(What you are asked to do)
In your copy, each line below is repeated exactly and no image appears.

+++ Data to use

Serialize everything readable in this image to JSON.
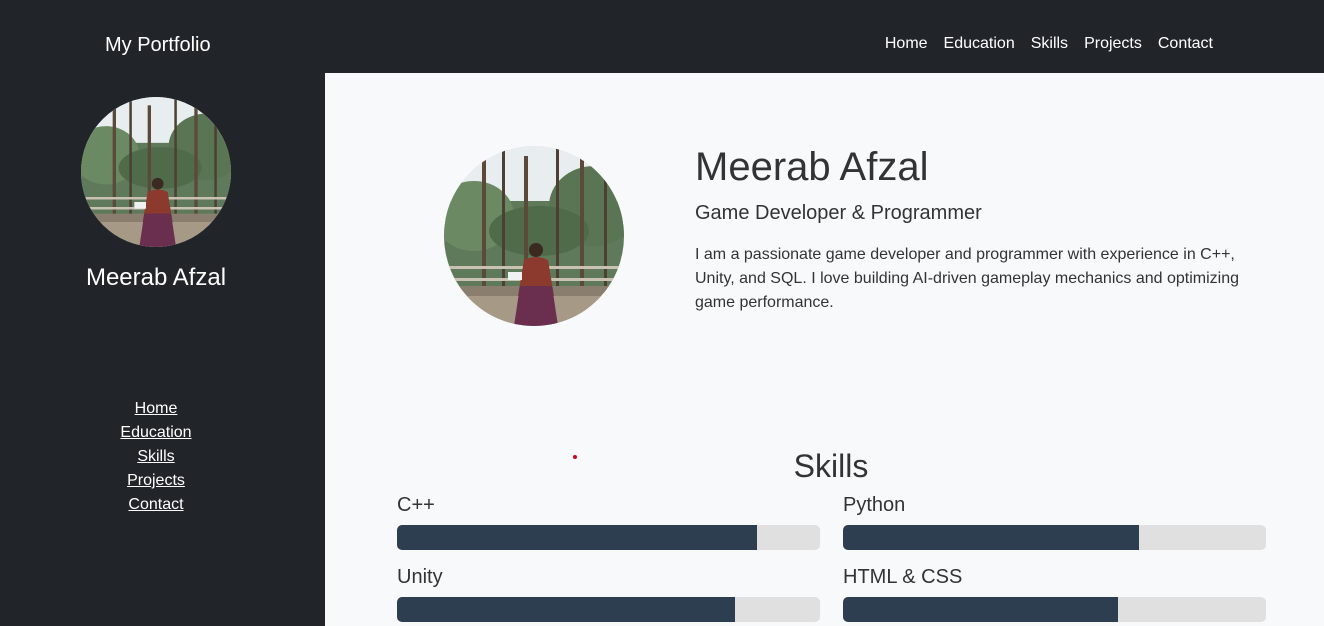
{
  "header": {
    "brand": "My Portfolio",
    "nav": [
      {
        "label": "Home"
      },
      {
        "label": "Education"
      },
      {
        "label": "Skills"
      },
      {
        "label": "Projects"
      },
      {
        "label": "Contact"
      }
    ]
  },
  "sidebar": {
    "name": "Meerab Afzal",
    "nav": [
      {
        "label": "Home"
      },
      {
        "label": "Education"
      },
      {
        "label": "Skills"
      },
      {
        "label": "Projects"
      },
      {
        "label": "Contact"
      }
    ]
  },
  "hero": {
    "name": "Meerab Afzal",
    "role": "Game Developer & Programmer",
    "bio": "I am a passionate game developer and programmer with experience in C++, Unity, and SQL. I love building AI-driven gameplay mechanics and optimizing game performance."
  },
  "skills": {
    "title": "Skills",
    "items": [
      {
        "label": "C++",
        "level_percent": 85
      },
      {
        "label": "Python",
        "level_percent": 70
      },
      {
        "label": "Unity",
        "level_percent": 80
      },
      {
        "label": "HTML & CSS",
        "level_percent": 65
      }
    ]
  },
  "colors": {
    "dark_bg": "#212529",
    "main_bg": "#f8f9fa",
    "bar_fill": "#2d3e50",
    "bar_track": "#e0e0e0"
  }
}
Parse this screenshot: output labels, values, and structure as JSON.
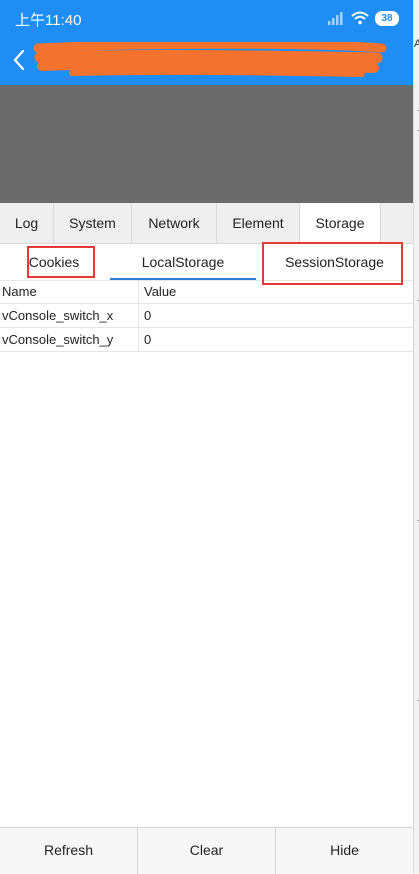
{
  "status_bar": {
    "time": "上午11:40",
    "battery": "38"
  },
  "nav": {
    "title_redacted": true,
    "right_edge_char": "A"
  },
  "tabs": [
    {
      "label": "Log",
      "active": false
    },
    {
      "label": "System",
      "active": false
    },
    {
      "label": "Network",
      "active": false
    },
    {
      "label": "Element",
      "active": false
    },
    {
      "label": "Storage",
      "active": true
    }
  ],
  "subtabs": [
    {
      "label": "Cookies",
      "active": false
    },
    {
      "label": "LocalStorage",
      "active": true
    },
    {
      "label": "SessionStorage",
      "active": false
    }
  ],
  "table": {
    "headers": [
      "Name",
      "Value"
    ],
    "rows": [
      [
        "vConsole_switch_x",
        "0"
      ],
      [
        "vConsole_switch_y",
        "0"
      ]
    ]
  },
  "footer": {
    "refresh": "Refresh",
    "clear": "Clear",
    "hide": "Hide"
  },
  "colors": {
    "accent": "#1e8ef5",
    "highlight": "#e53935",
    "redaction": "#f2722e"
  }
}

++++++

(Answer area)
Serialize everything readable in this image to JSON.
{
  "header": {
    "brand": "My Portfolio",
    "nav": [
      {
        "label": "Home"
      },
      {
        "label": "Education"
      },
      {
        "label": "Skills"
      },
      {
        "label": "Projects"
      },
      {
        "label": "Contact"
      }
    ]
  },
  "sidebar": {
    "name": "Meerab Afzal",
    "nav": [
      {
        "label": "Home"
      },
      {
        "label": "Education"
      },
      {
        "label": "Skills"
      },
      {
        "label": "Projects"
      },
      {
        "label": "Contact"
      }
    ]
  },
  "hero": {
    "name": "Meerab Afzal",
    "role": "Game Developer & Programmer",
    "bio": "I am a passionate game developer and programmer with experience in C++, Unity, and SQL. I love building AI-driven gameplay mechanics and optimizing game performance."
  },
  "skills": {
    "title": "Skills",
    "items": [
      {
        "label": "C++",
        "level_percent": 85
      },
      {
        "label": "Python",
        "level_percent": 70
      },
      {
        "label": "Unity",
        "level_percent": 80
      },
      {
        "label": "HTML & CSS",
        "level_percent": 65
      }
    ]
  },
  "colors": {
    "dark_bg": "#212529",
    "main_bg": "#f8f9fa",
    "bar_fill": "#2d3e50",
    "bar_track": "#e0e0e0"
  }
}
Parse this screenshot: output labels, values, and structure as JSON.
{
  "status_bar": {
    "time": "上午11:40",
    "battery": "38"
  },
  "nav": {
    "title_redacted": true,
    "right_edge_char": "A"
  },
  "tabs": [
    {
      "label": "Log",
      "active": false
    },
    {
      "label": "System",
      "active": false
    },
    {
      "label": "Network",
      "active": false
    },
    {
      "label": "Element",
      "active": false
    },
    {
      "label": "Storage",
      "active": true
    }
  ],
  "subtabs": [
    {
      "label": "Cookies",
      "active": false
    },
    {
      "label": "LocalStorage",
      "active": true
    },
    {
      "label": "SessionStorage",
      "active": false
    }
  ],
  "table": {
    "headers": [
      "Name",
      "Value"
    ],
    "rows": [
      [
        "vConsole_switch_x",
        "0"
      ],
      [
        "vConsole_switch_y",
        "0"
      ]
    ]
  },
  "footer": {
    "refresh": "Refresh",
    "clear": "Clear",
    "hide": "Hide"
  },
  "colors": {
    "accent": "#1e8ef5",
    "highlight": "#e53935",
    "redaction": "#f2722e"
  }
}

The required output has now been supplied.